Silver Vessels. In the Vestry of the Ipatevskii Monastery. Kostroma
In 1911, Russian photographer Sergei Mikhailovich Prokudin-Gorskii (1863–1944) visited the town of Kostroma and photographed at the Trinity-Ipat’evskii Monastery. According to tradition, the monastery was founded by the Tatar noble Murza Chet, who in 1330 left the Mongol Golden Horde for the court of Muscovite Prince Ivan Kalita. Considered the ancestor of the Godunov family, Chet was said to have accepted Christianity after seeing a vision of Mary flanked by Saints Philip and Hypatius. This photograph shows silver sacramental vessels from the monastery treasury, including an engraved chalice ornamented with precious stones as well as a spoon for the wine (the blood of Christ). Also displayed are three engraved plates for the wafers. The plate on the right displays the image of the Virgin of the Sign. All were donated in 1603 by Ivan Ivanovich Godunov, the sole son of Ivan Vasilevich Godunov and a cousin twice removed of Tsar Boris Godunov (1552–1605). Prokudin-Gorskii used a special color photography process to create a visual record of the Russian Empire on the eve of the Russian Revolution. Some of Prokudin-Gorskii’s photographs date from about 1905, but the bulk of his work is from between 1909 and 1915, when, with the support of Tsar Nicholas II and the Ministry of Transportation, he undertook extended trips through many different parts of the empire.
Title in Original Language
Серебряные сосуды. В ризнице Ипатьевскаго монастыря. Кострома
Type of Item
Glass negative (presented as a digital color composite)
- Prokudin-Gorskii’s photographic work survives primarily in two forms: 1,901 black-and-white triple-frame glass plate negatives, made with color separation filters, which Prokudin-Gorskii used to make color prints and lantern slides; and 12 albums of sepia-tone prints, made from the glass negatives, which Prokudin-Gorskii compiled as a record of his travels and studies.

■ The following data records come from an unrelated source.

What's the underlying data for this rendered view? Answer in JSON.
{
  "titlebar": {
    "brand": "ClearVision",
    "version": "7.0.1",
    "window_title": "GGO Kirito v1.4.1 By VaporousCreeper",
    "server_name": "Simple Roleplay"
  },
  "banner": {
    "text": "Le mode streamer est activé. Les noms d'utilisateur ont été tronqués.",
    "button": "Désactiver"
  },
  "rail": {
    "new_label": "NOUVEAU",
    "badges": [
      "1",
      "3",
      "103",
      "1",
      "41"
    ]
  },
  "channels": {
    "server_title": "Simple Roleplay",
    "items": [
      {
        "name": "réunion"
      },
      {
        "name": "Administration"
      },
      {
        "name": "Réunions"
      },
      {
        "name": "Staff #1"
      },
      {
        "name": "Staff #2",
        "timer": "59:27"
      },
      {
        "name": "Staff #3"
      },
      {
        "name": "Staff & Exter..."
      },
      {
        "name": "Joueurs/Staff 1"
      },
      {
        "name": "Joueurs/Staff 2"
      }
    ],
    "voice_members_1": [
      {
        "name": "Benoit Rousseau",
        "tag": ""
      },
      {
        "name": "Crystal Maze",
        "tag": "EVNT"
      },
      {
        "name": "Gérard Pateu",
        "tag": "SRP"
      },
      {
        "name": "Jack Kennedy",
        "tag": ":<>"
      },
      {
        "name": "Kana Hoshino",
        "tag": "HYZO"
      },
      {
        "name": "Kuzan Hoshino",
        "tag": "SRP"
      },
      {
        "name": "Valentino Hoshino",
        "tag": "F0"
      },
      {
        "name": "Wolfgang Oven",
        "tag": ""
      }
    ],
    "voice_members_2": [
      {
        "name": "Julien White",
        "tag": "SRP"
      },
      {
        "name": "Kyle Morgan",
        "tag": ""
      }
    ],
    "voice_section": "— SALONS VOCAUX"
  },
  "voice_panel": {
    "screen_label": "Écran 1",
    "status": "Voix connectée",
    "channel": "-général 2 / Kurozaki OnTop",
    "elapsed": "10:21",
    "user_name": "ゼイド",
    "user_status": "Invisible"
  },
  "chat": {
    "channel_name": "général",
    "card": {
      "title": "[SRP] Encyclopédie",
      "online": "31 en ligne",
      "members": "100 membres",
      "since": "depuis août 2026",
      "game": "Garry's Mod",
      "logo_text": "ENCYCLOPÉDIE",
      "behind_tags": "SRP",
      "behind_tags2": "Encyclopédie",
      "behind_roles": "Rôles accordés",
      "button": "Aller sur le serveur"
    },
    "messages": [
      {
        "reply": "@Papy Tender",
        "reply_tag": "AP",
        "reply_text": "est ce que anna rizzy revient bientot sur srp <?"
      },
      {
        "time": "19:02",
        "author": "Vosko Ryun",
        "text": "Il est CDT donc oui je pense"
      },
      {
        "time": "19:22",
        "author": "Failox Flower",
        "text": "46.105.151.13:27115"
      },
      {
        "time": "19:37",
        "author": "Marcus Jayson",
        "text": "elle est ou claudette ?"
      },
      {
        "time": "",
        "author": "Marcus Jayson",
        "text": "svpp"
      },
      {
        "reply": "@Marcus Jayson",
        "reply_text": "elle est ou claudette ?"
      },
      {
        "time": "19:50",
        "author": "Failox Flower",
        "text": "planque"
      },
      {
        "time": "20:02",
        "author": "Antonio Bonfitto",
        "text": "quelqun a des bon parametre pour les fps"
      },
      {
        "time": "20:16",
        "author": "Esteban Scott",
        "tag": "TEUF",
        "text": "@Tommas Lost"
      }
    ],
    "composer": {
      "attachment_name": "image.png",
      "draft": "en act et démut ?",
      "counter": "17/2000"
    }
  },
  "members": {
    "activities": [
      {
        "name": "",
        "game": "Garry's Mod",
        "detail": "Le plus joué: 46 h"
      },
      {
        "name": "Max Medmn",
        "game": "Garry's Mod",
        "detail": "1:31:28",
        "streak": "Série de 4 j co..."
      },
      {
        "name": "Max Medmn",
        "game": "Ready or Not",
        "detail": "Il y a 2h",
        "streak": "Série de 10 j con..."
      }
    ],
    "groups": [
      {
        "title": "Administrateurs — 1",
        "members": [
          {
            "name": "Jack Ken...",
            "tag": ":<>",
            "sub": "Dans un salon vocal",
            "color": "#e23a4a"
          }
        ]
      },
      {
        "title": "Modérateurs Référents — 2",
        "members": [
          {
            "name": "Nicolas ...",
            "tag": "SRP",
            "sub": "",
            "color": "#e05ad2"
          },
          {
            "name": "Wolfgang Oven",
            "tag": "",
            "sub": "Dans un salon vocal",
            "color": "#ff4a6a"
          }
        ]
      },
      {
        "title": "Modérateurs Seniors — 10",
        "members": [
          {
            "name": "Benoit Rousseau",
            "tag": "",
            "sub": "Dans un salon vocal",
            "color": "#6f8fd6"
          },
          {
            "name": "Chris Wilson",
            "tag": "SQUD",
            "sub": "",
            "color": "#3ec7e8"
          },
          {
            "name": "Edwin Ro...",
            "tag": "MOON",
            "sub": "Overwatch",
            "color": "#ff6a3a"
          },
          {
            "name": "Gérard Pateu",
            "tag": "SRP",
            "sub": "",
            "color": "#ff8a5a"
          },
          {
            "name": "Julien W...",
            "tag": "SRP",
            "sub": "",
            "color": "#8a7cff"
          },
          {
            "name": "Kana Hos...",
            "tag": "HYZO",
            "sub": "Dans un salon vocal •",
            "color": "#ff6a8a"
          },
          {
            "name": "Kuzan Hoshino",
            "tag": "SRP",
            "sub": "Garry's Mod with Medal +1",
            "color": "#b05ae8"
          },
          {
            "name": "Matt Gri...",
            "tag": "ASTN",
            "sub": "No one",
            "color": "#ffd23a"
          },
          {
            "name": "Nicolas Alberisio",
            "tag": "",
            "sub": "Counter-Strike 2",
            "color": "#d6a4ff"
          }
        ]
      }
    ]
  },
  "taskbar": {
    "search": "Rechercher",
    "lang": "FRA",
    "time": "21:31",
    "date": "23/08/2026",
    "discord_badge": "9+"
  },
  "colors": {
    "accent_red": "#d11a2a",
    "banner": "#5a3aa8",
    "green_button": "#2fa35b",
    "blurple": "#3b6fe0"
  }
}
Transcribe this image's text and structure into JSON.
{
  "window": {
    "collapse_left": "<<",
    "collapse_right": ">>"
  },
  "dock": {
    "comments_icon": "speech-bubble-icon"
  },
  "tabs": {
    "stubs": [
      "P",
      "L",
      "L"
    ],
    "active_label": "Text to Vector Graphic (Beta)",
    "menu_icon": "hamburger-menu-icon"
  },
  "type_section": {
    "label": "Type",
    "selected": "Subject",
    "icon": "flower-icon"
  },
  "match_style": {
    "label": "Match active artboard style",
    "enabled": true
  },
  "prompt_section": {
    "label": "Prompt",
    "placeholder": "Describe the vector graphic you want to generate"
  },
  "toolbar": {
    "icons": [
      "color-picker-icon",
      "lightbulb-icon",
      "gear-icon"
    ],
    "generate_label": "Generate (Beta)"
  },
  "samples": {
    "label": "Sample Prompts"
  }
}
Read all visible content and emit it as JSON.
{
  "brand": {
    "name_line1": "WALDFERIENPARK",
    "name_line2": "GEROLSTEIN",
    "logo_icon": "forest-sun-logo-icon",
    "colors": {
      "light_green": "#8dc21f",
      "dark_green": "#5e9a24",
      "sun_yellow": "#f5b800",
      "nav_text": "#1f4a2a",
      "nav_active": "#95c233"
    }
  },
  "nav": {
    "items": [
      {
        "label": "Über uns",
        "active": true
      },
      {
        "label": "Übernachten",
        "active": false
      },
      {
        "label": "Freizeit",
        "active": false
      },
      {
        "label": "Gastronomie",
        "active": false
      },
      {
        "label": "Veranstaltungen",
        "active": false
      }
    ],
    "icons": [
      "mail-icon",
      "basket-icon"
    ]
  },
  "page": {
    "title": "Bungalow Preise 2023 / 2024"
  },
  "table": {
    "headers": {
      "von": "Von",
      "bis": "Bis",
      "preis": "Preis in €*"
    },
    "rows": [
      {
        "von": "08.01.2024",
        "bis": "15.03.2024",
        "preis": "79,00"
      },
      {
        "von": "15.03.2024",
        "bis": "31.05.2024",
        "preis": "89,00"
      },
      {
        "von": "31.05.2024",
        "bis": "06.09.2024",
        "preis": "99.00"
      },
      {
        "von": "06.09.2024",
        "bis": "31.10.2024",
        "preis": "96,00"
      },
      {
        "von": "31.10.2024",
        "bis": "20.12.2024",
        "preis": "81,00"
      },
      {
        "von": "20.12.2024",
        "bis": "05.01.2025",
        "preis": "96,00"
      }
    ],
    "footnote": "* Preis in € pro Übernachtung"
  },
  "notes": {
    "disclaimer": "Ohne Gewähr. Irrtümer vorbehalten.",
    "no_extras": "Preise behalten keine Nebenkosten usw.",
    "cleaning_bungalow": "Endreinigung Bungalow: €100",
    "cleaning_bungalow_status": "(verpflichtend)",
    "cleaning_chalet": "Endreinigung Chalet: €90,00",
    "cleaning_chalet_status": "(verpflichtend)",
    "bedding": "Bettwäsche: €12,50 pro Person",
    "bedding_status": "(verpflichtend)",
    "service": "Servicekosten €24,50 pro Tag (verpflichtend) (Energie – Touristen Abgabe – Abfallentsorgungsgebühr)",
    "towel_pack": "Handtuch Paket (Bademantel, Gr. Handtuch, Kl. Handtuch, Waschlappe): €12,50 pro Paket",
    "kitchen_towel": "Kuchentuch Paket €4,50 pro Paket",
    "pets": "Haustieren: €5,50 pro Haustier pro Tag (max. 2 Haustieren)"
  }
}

The Library of Congress purchased the glass plate negatives and the albums from the Prokudin-Gorskii family in 1948. In 2004, the Library of Congress had digital color composites made from all the surviving glass negatives using a software algorithm to automatically align the color components. As with most historical photographs, title and subject identifications are corrected and enhanced through new research. Current information on the collection is at http://www.loc.gov/pictures/collection/prok/.
Last updated: January 11, 2017